Native Trout Fly Fishing

A map of the native range of the Little Kern Golden trout. Data Source: Behnke (2002).


Behnke, R. 2002. Trout and Salmon of North America. Chanticleer Press, New York.

CDFG (California Department of Fish and Game). 2006. 1984 Revised fishery management plan for the Little Kern Golden Trout. California Department of Fish and Game, Sacramento, CA.

Evermann, B.W. 1905. Golden Trout of the southern high Sierras. Department of Commerce and Labor. Bureau of Fisheries. Bulletin of the Bureau of Fisheries 25: 1-51..

Knapp, R.A. and Matthews, K.R. 1996. Livestock grazing, golden trout and streams in the Golden Trout Wilderness, California: Impacts and management implications. North American Journal of Fisheries Management 16: 805-820.

Moyle, P. 2002. Inland Fishes of California, 2nd Edition. Berkeley, University of California Press.

Moyle, P.B., Israel, J.A. and Purdy, S.E. 2008. SOS: California's native fish crisis: Status of and solutions for restoring our vital salmon, steelhead and trout populations. California Trout, San Francisco, CA.

Moyle, P.B., R.A. Lusardi, P.J. Samuel and J.V.E. Katz. 2017. State of the salmonids: status of California's emblematic fishes 2017. Center for Watershed Sciences, University of California, Davis and California Trout, San Francisco, CA. 579 pp.

Stephens, M.R. 2007. Systematics, genetics and conservation of Golden Trout. Dissertation. University of California, Davis, California.

USFWS (U.S. Fish and Wildlife Service). 1978. Final determination of threatened status with critical habitat for the Little Kern Golden Trout. Federal Register 43:15427-15429.

USFWS (United States Fish and Wildlife Service). 2007. Species account: Little Kern golden trout. United States Fish and Wildlife Service, Sacramento, CA.

USFWS. 2011. Little Kern Golden Trout (Oncorhynchus mykiss whitei). 5-year review: Summary and evaluation.

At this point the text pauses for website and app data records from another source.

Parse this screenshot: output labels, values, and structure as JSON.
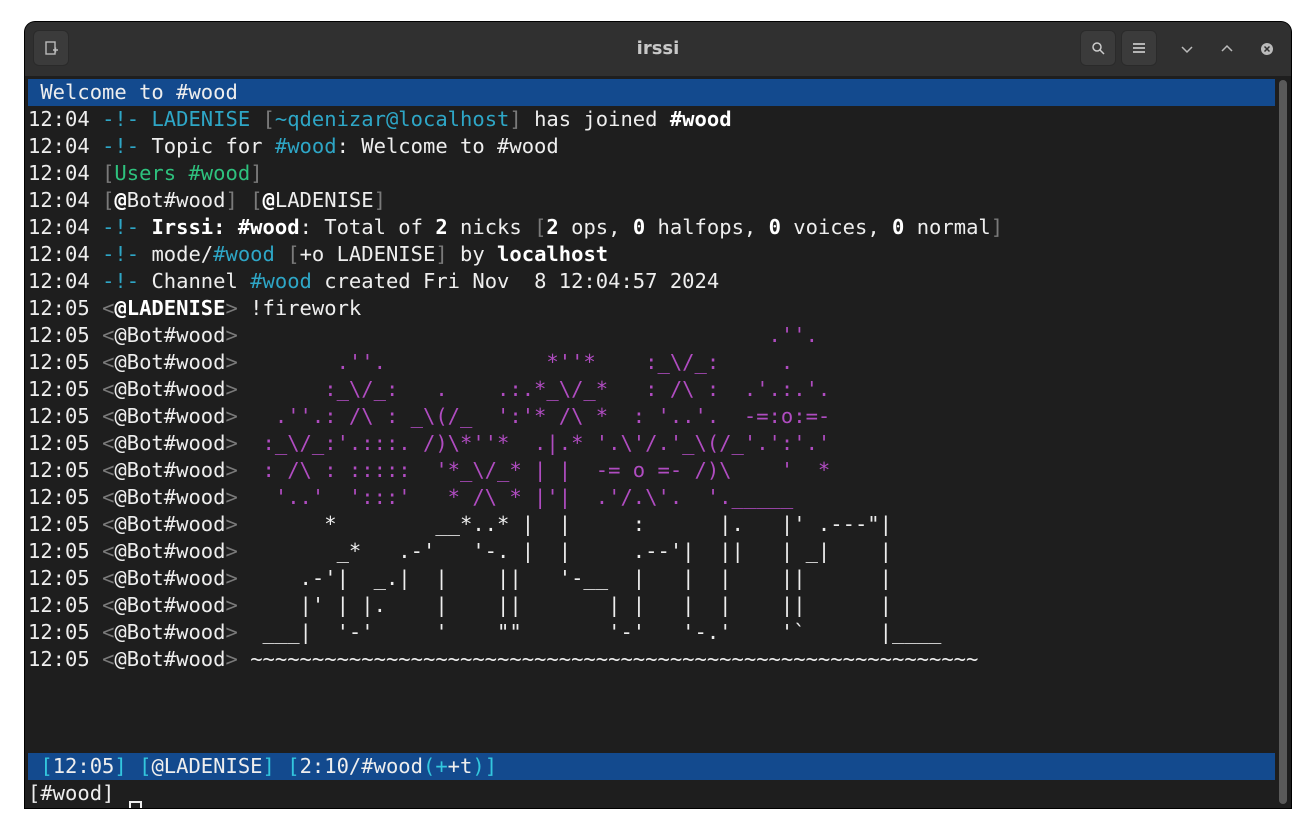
{
  "window": {
    "title": "irssi"
  },
  "topic_bar": "Welcome to #wood",
  "lines": [
    {
      "time": "12:04",
      "kind": "join",
      "nick": "LADENISE",
      "host": "~qdenizar@localhost",
      "text": "has joined",
      "channel": "#wood"
    },
    {
      "time": "12:04",
      "kind": "topic",
      "pre": "Topic for ",
      "channel": "#wood",
      "text": ": Welcome to #wood"
    },
    {
      "time": "12:04",
      "kind": "users",
      "label": "Users ",
      "channel": "#wood"
    },
    {
      "time": "12:04",
      "kind": "userlist",
      "u1": "Bot#wood",
      "u2": "LADENISE"
    },
    {
      "time": "12:04",
      "kind": "total",
      "irssi": "Irssi:",
      "channel": "#wood",
      "t1": ": Total of ",
      "n": "2",
      "t2": " nicks ",
      "ops": "2",
      "t3": " ops, ",
      "halfops": "0",
      "t4": " halfops, ",
      "voices": "0",
      "t5": " voices, ",
      "normal": "0",
      "t6": " normal"
    },
    {
      "time": "12:04",
      "kind": "mode",
      "pre": "mode/",
      "channel": "#wood",
      "mode": "+o LADENISE",
      "by": " by ",
      "who": "localhost"
    },
    {
      "time": "12:04",
      "kind": "created",
      "pre": "Channel ",
      "channel": "#wood",
      "text": " created Fri Nov  8 12:04:57 2024"
    },
    {
      "time": "12:05",
      "kind": "msg",
      "nick": "LADENISE",
      "text": " !firework"
    }
  ],
  "bot_nick": "Bot#wood",
  "art": [
    "                                          .''.",
    "       .''.             *''*    :_\\/_:     .",
    "      :_\\/_:   .    .:.*_\\/_*   : /\\ :  .'.:.'.",
    "  .''.: /\\ : _\\(/_  ':'* /\\ *  : '..'.  -=:o:=-",
    " :_\\/_:'.:::. /)\\*''*  .|.* '.\\'/.'_\\(/_'.':'.'",
    " : /\\ : :::::  '*_\\/_* | |  -= o =- /)\\    '  *",
    "  '..'  ':::'   * /\\ * |'|  .'/.\\'.  '._____",
    "      *        __*..* |  |     :      |.   |' .---\"|",
    "       _*   .-'   '-. |  |     .--'|  ||   | _|    |",
    "    .-'|  _.|  |    ||   '-__  |   |  |    ||      |",
    "    |' | |.    |    ||       | |   |  |    ||      |",
    " ___|  '-'     '    \"\"       '-'   '-.'    '`      |____",
    "~~~~~~~~~~~~~~~~~~~~~~~~~~~~~~~~~~~~~~~~~~~~~~~~~~~~~~~~~~~"
  ],
  "art_time": "12:05",
  "status_bar": {
    "time": "12:05",
    "nick": "@LADENISE",
    "window": "2:10/#wood",
    "mode": "+t"
  },
  "prompt": "[#wood] "
}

United States Fish and Wildlife Service, Sacramento, CA.